In the face of an unprecedented energy crisis, the Spanish government is proposing to reduce motorway speed limits as a part of a number of measures to reduce the country's energy consumption and its reliance on foreign imports.
With the war in Ukraine continuing to rage, there is an increasing threat that energy supplies to the EU could be restricted further with Brussels also potentially banning all Russian oil and gas supplies.
In anticipation of the restrictions, Minister for Ecological Transition, Teresa Ribera has drafted a number of measures to tackle the issue to help consumers reduce their energy consumption while saving money.
One of the measures which could be approved by the Council of Ministers in the coming days will be to reduce the current 120 Km/h motorway speed limit to 110 Km/h, a move the government believes would drastically reduce the amount of petrol and diesel used by Spanish motorists.
If the move goes ahead, it won't be the first time that Spain has decreased the motorway speed limits in an attempt to limit its consumption.

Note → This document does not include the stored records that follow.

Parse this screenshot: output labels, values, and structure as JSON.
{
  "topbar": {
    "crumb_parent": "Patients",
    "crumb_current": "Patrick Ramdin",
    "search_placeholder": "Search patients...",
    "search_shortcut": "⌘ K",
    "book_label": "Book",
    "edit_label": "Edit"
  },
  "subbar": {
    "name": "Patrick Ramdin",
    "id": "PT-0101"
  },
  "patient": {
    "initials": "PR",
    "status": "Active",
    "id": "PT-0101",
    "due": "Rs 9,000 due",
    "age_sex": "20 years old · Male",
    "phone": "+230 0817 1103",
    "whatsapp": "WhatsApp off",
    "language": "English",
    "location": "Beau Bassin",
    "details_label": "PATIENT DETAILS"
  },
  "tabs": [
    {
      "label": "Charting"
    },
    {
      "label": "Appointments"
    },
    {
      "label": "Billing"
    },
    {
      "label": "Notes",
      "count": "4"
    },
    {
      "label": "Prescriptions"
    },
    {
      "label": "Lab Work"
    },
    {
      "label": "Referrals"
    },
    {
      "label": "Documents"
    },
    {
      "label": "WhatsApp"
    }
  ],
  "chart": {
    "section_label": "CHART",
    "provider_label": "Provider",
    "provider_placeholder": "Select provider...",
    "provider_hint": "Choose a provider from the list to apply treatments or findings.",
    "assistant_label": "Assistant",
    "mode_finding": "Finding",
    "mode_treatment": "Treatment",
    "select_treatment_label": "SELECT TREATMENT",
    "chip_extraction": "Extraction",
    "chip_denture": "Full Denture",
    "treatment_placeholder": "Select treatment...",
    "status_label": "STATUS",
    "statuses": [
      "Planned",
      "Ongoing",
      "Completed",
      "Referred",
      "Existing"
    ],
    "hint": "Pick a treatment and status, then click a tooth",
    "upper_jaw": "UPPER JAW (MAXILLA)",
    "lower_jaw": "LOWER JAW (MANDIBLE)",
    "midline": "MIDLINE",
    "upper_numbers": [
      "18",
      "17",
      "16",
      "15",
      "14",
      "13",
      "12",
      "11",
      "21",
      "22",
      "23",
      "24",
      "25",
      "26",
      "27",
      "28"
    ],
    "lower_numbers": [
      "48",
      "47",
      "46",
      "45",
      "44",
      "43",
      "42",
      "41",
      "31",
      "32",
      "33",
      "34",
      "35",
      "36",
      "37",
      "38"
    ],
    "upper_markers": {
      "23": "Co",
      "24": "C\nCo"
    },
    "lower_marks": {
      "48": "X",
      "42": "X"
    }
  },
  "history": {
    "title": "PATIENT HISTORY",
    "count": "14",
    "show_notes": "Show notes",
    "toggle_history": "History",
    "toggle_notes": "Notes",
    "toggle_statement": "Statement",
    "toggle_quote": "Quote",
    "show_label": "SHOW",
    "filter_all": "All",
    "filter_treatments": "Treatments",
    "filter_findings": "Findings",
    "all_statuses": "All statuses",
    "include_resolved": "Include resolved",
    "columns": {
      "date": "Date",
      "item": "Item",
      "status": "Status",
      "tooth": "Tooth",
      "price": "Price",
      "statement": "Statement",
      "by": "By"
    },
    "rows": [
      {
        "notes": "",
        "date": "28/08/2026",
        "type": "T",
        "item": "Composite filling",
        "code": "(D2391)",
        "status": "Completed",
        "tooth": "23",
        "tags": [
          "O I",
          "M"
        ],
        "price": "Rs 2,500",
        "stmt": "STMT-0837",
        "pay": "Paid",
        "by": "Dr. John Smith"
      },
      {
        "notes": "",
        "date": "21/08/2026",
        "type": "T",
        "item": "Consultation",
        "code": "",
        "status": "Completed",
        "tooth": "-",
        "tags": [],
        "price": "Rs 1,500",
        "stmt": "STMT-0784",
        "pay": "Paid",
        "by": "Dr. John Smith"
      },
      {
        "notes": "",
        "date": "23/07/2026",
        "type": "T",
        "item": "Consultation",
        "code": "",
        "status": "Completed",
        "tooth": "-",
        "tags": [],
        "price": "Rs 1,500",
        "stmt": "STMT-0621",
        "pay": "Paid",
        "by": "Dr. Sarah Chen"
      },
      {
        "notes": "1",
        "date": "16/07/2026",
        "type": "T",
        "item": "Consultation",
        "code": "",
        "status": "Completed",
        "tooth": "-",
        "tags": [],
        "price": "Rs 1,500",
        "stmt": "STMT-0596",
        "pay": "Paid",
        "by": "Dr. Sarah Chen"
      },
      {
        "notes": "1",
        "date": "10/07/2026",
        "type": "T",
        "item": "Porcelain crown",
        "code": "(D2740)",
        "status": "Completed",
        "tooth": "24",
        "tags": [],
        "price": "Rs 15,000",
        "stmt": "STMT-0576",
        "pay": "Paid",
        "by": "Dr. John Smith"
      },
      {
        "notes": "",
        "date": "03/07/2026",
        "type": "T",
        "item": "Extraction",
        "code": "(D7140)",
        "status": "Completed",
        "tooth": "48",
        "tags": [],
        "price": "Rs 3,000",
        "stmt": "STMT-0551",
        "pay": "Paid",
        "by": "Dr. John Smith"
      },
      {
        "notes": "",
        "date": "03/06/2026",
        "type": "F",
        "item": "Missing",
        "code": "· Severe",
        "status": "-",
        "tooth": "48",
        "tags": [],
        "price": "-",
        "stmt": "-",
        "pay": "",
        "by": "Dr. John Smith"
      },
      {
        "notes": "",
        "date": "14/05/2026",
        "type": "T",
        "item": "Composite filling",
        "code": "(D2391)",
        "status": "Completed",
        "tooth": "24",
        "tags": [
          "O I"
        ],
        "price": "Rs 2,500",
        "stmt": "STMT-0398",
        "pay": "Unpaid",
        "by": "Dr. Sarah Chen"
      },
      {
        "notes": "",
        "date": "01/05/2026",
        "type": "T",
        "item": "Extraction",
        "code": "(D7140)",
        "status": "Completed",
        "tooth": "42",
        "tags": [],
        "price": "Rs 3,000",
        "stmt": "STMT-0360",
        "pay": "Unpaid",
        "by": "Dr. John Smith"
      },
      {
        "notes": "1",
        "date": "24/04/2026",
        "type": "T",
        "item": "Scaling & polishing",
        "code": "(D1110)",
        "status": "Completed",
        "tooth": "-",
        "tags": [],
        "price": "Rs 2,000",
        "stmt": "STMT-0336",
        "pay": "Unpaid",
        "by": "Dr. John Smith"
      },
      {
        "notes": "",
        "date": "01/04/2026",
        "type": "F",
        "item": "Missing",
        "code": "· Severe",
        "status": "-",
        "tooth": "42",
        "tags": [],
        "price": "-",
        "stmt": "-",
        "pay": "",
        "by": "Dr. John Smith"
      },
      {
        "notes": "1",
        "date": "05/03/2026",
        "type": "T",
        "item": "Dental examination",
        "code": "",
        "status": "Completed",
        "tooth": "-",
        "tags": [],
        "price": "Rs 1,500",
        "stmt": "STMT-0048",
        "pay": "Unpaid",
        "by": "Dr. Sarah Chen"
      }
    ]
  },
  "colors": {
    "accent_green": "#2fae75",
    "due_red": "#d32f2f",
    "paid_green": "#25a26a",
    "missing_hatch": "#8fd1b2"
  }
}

In light of the Libyan crisis of 2011, between March 7 and June 30, the country trialled the very same speed reductions. As a result, more than 6,000 traffic speed signs had to be modified at a cost of around 250,000 euros.
The move which was muted to reduce petrol consumption by 15% and diesel by 11% saving 1.4 billion euros, was initially met with criticism with many claiming that the cost to modify the signs on more than 8,800 kilometres of the country’s roads would end up cancelling out any potential savings that would be made.
Other studies suggested that the savings would be closer to 8%.
In those four months, gasoline consumption was actually reduced by 8% and diesel consumption by even less, which according to the government resulted in 450 million euros of savings. However, according to the RACC car club, a more realistic figure would have been between 200 and 300 million euros.
According to the IEA (International Energy Agency), reducing the maximum speed on roads from 120 km/h to 110 km/h would save around 430,000 barrels of oil per day, some 157 million barrels in industrialised countries and 17 billion euros in total savings.
In the words of the Treasury and Ecological Transition executive in 2011, led by Alfredo Pérez Rubalcaba, "it had been a complete success."
Rubalcaba then immediately announced that they would rescind the measure. This was greeted with scepticism. After all, if it had been so successful, reducing consumption, lowering the number of accidents by around 15% and reducing greenhouse gas emissions, why abandon the measure?
At the time Rubalcaba said that it was only “a transitory measure”.
However, many believe the real reason for aborting the plan was due to a fall in VAT revenues due to lower fuel consumption. Others believed that the measure was pulled to appease voters.